Later, in my junior and senior year of high school, I took an Early Childhood class with a woman named Mrs. Ranks, who was the first person to talk to me about applying to college, and encouraged me to apply to her alma mater, Wheelock College. I remember the anxiousness I felt about applying, and only applied to places without an application fee. Luckily, Wheelock was one of them, and four years later I graduated from there with my Bachelor's before doing my year of service here at City Year. Had I not met Mrs. Ranks, I don’t think I would have applied to a 4-year college or believed that I could make it.
The last mentor I would like to highlight is a professor I had at Wheelock during my senior year of college, Janine. She is especially important to me because she challenged me to reflect on what I wanted my life to look like after graduation.

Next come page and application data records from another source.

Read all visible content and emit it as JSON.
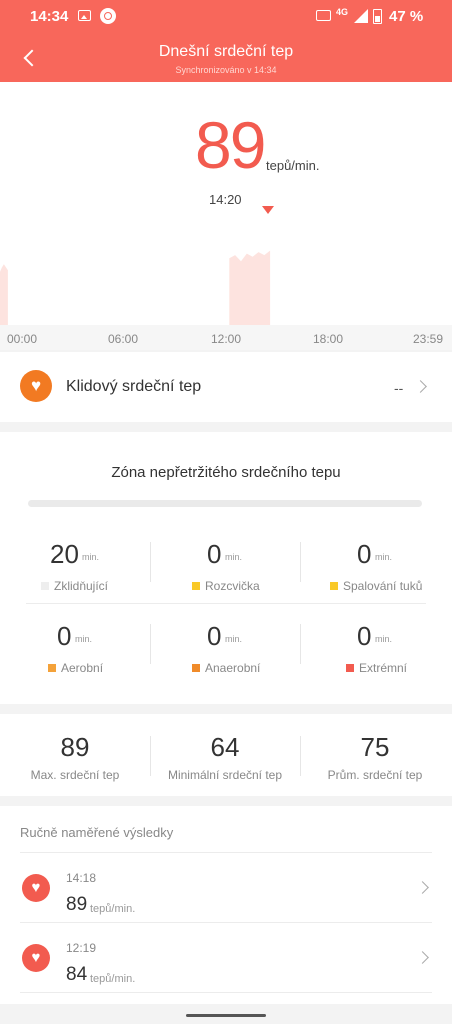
{
  "status_bar": {
    "time": "14:34",
    "network": "4G",
    "battery": "47 %",
    "icons": [
      "image-icon",
      "app-notification-icon",
      "volte-icon",
      "signal-icon",
      "battery-icon"
    ]
  },
  "header": {
    "title": "Dnešní srdeční tep",
    "subtitle": "Synchronizováno v 14:34",
    "back_icon": "chevron-left-icon"
  },
  "current": {
    "value": "89",
    "unit": "tepů/min.",
    "time": "14:20"
  },
  "chart_data": {
    "type": "area",
    "x_ticks": [
      "00:00",
      "06:00",
      "12:00",
      "18:00",
      "23:59"
    ],
    "xlabel": "",
    "ylabel": "",
    "note_color": "#fde3df",
    "segments": [
      {
        "start": "00:00",
        "end": "00:25",
        "values": [
          75,
          78,
          80,
          78,
          76
        ]
      },
      {
        "start": "12:10",
        "end": "14:20",
        "values": [
          84,
          86,
          82,
          87,
          85,
          88,
          86,
          89
        ]
      }
    ]
  },
  "resting": {
    "label": "Klidový srdeční tep",
    "value": "--",
    "icon": "heart-icon"
  },
  "zones": {
    "title": "Zóna nepřetržitého srdečního tepu",
    "unit": "min.",
    "items": [
      {
        "value": "20",
        "label": "Zklidňující",
        "color": "#eeeeee"
      },
      {
        "value": "0",
        "label": "Rozcvička",
        "color": "#f9c928"
      },
      {
        "value": "0",
        "label": "Spalování tuků",
        "color": "#f9c928"
      },
      {
        "value": "0",
        "label": "Aerobní",
        "color": "#f4a23a"
      },
      {
        "value": "0",
        "label": "Anaerobní",
        "color": "#f08b2a"
      },
      {
        "value": "0",
        "label": "Extrémní",
        "color": "#f25b4f"
      }
    ]
  },
  "stats": [
    {
      "value": "89",
      "label": "Max. srdeční tep"
    },
    {
      "value": "64",
      "label": "Minimální srdeční tep"
    },
    {
      "value": "75",
      "label": "Prům. srdeční tep"
    }
  ],
  "manual": {
    "title": "Ručně naměřené výsledky",
    "unit": "tepů/min.",
    "items": [
      {
        "time": "14:18",
        "value": "89"
      },
      {
        "time": "12:19",
        "value": "84"
      }
    ]
  }
}
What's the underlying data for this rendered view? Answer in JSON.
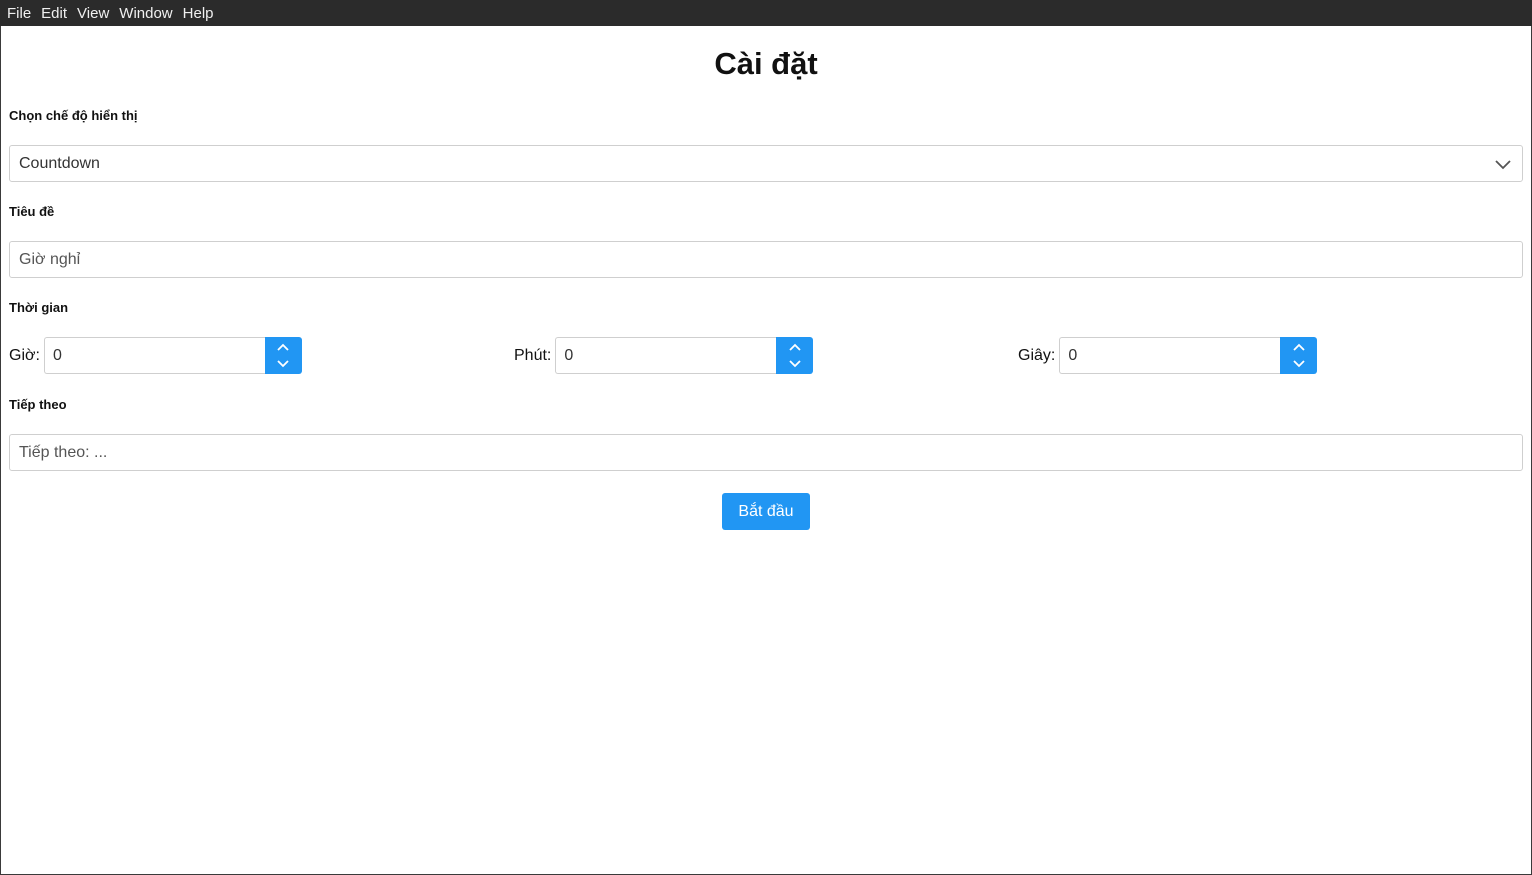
{
  "menu": [
    "File",
    "Edit",
    "View",
    "Window",
    "Help"
  ],
  "page": {
    "title": "Cài đặt"
  },
  "mode": {
    "label": "Chọn chế độ hiển thị",
    "selected": "Countdown"
  },
  "title_field": {
    "label": "Tiêu đề",
    "placeholder": "Giờ nghỉ"
  },
  "time": {
    "label": "Thời gian",
    "hours": {
      "label": "Giờ:",
      "value": "0"
    },
    "minutes": {
      "label": "Phút:",
      "value": "0"
    },
    "seconds": {
      "label": "Giây:",
      "value": "0"
    }
  },
  "next_field": {
    "label": "Tiếp theo",
    "placeholder": "Tiếp theo: ..."
  },
  "start_button": {
    "label": "Bắt đầu"
  },
  "colors": {
    "accent": "#2196f3",
    "menubar": "#2b2b2b"
  },
  "icons": {
    "select": "chevron-down-icon",
    "spin_up": "chevron-up-icon",
    "spin_down": "chevron-down-icon"
  }
}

I spent a lot of time in her office after class talking with her about my aspirations and my love for education. Then one day she asked me, “Have you ever thought of applying to Harvard? I really think that you should,” to which I laughed. I genuinely thought she was joking. I remember awkwardly responding back with “I don’t want to get my hopes up about something just to fail.” Then she said something that I’ll never forget – “Julie, you can throw your hat in the ring and you might get in, you might not. But do you really want to think about the ‘what if’ when it could be possible?”
Now, a little over a year later, I am privileged to share as a first-generation college graduate that what I once believed was impossible, has become a reality. I am attending Harvard this year to pursue my Master of Education, and I fully believe I owe it to the mentors who have built me up over the years by sharing their love, dedication, and time with me.
In closing, I would like for everyone to close their eyes. This may seem weird, but just trust me. Now, with your eyes closed, I want you all to think back to when you were in school. Think about the struggles you may have had with your friends, your family, and with academics. I want you to picture the faces of the teachers and mentors who stood up for you, challenged you to work hard and ask questions, pushed you to love yourself, and believed in and invested in your success. What did they say or do that helped keep you going? Can you see them? ….. Alright, now you may open your eyes. Do you think that you would be where you are today without them?
Growing up, I am sure that every person in this room can think of a teacher or mentor that has had a significant impact on them, and their learning. The incredible part about these memories is that often times, it takes just one person at school to change our lives for the better, and I know that that is what City Year does for the students that we serve. Remember Mr. Houlihan I spoke about earlier? Well, he is here today, and is the Impact Coach at City Year New Hampshire. We reconnected nearly 6 years later this past year and my journey has come full circle watching him teach the corps how to be powerful mentors for our students.
The impact we have on the children we work with is extremely special because we love them so deeply, and encourage them to believe that they can be successful by providing extra support they otherwise may not get. We see and hear the things that no one else may have the time to address and dedicate an entire year to making sure they are receiving the help that they need to chase their dreams and actualize their goals. These ideas about who we are and what we grow up to be largely come from the experiences we have – and if there is anything I know for a fact; it is that City Year helps children to trust that they are capable of great things. Thank you.
City Year is still accepting applications for the 2019-2020 school year! If you or someone you know is interested in serving a year with City Year, get in touch with a local recruiter today.